[Website and app data records]
..............................

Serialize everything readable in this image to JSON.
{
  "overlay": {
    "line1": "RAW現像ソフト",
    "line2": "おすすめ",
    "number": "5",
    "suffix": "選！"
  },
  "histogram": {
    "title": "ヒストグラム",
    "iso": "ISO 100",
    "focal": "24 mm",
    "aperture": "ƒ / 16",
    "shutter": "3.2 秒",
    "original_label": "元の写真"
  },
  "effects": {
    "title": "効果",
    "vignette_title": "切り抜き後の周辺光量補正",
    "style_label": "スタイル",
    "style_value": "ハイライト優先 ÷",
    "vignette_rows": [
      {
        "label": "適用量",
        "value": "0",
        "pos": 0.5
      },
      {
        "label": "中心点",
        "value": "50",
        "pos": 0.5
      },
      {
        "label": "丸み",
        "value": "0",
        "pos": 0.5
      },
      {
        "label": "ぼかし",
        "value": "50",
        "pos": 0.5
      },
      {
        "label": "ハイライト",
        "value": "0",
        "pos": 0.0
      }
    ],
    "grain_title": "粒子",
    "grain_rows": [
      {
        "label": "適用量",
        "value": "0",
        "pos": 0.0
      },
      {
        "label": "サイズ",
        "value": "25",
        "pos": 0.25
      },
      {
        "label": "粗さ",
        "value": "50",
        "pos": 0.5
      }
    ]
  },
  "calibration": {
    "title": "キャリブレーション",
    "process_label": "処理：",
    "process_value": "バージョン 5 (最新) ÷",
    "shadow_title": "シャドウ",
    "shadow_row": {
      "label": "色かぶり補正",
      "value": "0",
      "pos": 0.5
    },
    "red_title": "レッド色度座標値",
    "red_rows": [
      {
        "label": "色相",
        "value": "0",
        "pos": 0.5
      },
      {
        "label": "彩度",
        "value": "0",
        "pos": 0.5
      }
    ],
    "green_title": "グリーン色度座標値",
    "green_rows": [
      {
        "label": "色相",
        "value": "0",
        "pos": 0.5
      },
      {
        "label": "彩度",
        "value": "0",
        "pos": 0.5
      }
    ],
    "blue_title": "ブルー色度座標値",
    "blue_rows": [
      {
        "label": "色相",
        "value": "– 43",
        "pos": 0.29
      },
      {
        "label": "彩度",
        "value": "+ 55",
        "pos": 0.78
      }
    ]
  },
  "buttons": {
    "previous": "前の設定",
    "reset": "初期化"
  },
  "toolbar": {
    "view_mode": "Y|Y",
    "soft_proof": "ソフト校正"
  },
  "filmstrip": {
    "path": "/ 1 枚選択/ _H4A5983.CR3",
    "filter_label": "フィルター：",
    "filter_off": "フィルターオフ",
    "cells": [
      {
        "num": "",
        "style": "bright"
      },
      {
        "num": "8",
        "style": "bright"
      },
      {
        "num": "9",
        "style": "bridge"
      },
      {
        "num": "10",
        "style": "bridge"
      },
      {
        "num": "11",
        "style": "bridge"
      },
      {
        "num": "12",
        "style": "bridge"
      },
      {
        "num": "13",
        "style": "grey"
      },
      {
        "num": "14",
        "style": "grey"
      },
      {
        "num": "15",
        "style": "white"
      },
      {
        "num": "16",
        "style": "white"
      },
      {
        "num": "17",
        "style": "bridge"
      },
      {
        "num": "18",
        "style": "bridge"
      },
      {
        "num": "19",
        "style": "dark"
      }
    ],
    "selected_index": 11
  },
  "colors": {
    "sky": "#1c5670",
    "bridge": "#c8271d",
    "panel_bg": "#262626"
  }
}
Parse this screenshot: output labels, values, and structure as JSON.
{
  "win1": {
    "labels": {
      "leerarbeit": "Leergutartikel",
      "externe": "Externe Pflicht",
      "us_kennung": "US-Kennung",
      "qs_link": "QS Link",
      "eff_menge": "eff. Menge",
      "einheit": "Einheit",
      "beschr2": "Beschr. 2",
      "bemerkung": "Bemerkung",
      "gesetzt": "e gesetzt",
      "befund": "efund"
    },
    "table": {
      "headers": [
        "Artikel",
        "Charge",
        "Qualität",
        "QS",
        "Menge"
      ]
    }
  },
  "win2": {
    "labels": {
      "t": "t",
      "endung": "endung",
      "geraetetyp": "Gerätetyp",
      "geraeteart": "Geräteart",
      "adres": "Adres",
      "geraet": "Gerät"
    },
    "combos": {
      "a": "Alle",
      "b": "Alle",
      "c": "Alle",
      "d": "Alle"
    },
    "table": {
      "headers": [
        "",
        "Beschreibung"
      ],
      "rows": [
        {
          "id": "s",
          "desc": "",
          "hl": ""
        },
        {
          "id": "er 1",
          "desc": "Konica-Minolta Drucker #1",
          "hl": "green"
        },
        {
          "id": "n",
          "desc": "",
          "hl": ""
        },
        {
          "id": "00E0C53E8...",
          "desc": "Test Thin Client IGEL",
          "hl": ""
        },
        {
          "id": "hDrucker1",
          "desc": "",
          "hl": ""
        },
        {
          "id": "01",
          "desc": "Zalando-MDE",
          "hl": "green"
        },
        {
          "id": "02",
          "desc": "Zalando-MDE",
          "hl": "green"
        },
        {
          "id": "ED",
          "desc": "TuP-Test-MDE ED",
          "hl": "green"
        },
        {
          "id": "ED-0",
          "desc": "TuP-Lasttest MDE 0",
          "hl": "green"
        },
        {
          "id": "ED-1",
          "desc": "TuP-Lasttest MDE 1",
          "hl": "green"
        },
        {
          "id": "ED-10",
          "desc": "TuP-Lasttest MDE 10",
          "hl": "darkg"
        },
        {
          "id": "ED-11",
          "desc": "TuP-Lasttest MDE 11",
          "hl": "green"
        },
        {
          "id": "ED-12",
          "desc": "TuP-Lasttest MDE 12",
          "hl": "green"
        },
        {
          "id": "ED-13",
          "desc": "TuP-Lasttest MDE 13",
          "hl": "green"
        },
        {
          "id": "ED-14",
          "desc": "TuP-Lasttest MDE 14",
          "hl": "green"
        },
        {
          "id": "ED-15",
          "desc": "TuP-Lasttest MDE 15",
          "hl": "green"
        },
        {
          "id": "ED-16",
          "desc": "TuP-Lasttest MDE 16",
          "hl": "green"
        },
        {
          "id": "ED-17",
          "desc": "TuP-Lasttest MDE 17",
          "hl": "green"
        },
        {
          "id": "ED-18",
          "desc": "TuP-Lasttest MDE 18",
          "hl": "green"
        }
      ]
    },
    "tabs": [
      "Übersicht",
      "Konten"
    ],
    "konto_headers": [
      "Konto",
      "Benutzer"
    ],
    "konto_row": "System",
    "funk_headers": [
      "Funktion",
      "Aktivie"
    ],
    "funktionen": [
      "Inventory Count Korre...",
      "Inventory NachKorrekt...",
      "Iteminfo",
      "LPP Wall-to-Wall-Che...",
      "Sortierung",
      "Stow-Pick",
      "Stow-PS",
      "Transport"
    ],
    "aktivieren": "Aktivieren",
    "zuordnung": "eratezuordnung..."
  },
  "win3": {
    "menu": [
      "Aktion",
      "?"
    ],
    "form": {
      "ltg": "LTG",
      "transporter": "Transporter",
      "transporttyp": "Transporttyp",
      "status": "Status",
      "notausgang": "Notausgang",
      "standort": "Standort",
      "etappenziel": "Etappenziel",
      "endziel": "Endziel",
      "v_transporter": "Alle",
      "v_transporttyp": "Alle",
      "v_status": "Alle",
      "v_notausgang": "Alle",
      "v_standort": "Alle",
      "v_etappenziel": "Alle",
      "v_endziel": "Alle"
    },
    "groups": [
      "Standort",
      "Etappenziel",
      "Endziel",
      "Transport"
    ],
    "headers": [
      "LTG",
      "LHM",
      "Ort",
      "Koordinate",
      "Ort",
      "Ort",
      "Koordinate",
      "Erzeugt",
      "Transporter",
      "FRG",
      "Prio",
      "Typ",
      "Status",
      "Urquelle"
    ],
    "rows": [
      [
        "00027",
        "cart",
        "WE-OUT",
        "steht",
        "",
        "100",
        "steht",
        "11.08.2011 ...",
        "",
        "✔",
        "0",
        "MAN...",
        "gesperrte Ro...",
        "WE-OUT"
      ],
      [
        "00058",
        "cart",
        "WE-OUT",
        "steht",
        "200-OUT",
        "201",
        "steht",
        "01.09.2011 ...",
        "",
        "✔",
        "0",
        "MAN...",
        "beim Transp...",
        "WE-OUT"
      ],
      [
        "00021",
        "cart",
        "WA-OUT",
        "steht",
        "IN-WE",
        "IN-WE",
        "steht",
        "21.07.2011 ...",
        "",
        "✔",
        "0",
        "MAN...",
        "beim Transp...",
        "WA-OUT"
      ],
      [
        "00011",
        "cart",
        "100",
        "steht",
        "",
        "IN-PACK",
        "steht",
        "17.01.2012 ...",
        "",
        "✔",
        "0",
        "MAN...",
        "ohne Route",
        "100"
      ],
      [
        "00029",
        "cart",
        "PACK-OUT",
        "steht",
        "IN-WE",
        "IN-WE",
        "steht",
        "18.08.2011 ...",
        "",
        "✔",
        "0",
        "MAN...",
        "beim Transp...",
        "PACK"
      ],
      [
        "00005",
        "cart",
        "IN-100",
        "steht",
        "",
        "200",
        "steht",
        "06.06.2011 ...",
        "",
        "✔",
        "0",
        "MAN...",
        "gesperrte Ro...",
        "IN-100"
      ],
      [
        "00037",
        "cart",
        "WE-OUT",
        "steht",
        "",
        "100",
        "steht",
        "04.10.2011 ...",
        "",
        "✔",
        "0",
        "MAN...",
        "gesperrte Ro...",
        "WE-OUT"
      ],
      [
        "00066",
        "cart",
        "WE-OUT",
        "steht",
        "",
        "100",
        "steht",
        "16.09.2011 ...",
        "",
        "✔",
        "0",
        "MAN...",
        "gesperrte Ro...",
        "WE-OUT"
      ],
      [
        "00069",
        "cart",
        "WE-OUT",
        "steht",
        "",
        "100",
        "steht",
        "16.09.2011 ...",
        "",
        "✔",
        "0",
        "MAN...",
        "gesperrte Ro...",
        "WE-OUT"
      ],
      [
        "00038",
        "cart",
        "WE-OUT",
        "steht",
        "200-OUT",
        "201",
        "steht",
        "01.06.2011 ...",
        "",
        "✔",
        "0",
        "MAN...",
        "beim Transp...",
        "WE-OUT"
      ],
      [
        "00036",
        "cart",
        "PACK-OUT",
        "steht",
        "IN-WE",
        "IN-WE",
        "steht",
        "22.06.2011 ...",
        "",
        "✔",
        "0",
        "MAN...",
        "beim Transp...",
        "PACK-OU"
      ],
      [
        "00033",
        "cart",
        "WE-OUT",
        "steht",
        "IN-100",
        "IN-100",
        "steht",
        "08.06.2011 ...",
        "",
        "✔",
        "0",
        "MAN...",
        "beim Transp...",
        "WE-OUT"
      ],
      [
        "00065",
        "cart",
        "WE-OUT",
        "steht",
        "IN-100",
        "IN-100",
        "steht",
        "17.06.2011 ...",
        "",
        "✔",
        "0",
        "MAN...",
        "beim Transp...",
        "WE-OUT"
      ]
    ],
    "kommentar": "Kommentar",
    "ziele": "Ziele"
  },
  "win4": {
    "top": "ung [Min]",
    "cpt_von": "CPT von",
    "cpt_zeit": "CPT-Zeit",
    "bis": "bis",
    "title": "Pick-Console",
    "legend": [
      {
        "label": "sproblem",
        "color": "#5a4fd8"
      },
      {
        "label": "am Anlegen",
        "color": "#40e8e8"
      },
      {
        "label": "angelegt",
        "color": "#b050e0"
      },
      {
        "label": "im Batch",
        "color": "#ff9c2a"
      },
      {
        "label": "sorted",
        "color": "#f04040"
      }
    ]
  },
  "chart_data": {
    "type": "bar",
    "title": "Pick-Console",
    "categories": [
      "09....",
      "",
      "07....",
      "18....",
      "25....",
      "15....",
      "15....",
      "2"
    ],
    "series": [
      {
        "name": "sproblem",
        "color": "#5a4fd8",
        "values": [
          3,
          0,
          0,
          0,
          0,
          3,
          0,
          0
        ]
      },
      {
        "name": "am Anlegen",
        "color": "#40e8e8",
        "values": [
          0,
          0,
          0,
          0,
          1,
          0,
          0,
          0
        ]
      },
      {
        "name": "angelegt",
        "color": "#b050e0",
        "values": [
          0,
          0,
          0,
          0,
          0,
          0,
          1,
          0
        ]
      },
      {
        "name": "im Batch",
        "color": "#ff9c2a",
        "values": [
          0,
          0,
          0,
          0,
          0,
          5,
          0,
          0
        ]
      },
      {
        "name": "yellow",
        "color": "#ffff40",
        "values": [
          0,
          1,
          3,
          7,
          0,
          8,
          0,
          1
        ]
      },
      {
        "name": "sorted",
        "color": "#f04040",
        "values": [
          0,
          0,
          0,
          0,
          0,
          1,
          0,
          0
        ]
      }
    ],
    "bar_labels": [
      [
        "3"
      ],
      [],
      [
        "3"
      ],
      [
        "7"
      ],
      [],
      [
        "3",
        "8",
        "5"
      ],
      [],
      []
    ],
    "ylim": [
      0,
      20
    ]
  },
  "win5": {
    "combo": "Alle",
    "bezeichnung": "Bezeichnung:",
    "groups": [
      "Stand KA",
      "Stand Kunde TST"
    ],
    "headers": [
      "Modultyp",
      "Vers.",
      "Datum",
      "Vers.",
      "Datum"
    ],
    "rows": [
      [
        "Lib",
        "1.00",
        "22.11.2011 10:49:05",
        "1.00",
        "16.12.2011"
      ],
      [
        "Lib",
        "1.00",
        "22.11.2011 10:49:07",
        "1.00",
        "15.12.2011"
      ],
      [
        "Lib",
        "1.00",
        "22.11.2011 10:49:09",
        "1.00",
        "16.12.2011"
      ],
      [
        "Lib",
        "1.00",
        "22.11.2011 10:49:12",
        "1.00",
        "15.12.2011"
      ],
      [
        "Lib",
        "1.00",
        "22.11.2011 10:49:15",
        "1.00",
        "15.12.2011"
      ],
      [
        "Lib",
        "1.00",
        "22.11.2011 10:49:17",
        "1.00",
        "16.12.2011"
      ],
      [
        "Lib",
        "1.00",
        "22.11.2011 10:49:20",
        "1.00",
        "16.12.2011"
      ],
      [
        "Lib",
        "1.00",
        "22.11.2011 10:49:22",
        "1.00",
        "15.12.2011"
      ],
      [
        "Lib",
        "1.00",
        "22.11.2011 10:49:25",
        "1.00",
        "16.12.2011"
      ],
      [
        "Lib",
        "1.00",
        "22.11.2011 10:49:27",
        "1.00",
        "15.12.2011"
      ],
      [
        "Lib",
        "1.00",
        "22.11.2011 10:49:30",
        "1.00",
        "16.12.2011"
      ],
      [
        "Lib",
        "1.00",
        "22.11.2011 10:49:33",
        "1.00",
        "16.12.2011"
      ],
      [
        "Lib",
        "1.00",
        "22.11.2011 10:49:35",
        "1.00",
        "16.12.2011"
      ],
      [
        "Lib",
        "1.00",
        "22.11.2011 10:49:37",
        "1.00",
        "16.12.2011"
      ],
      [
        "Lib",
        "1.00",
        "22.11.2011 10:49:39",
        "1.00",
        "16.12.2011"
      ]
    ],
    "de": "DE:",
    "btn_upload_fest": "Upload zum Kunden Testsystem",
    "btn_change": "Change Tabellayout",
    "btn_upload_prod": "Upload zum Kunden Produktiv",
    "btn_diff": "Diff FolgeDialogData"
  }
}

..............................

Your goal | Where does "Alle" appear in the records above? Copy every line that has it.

Task answer |
      "a": "Alle",
      "b": "Alle",
      "c": "Alle",
      "d": "Alle"
      "v_transporter": "Alle",
      "v_transporttyp": "Alle",
      "v_status": "Alle",
      "v_notausgang": "Alle",
      "v_standort": "Alle",
      "v_etappenziel": "Alle",
      "v_endziel": "Alle"
    "combo": "Alle",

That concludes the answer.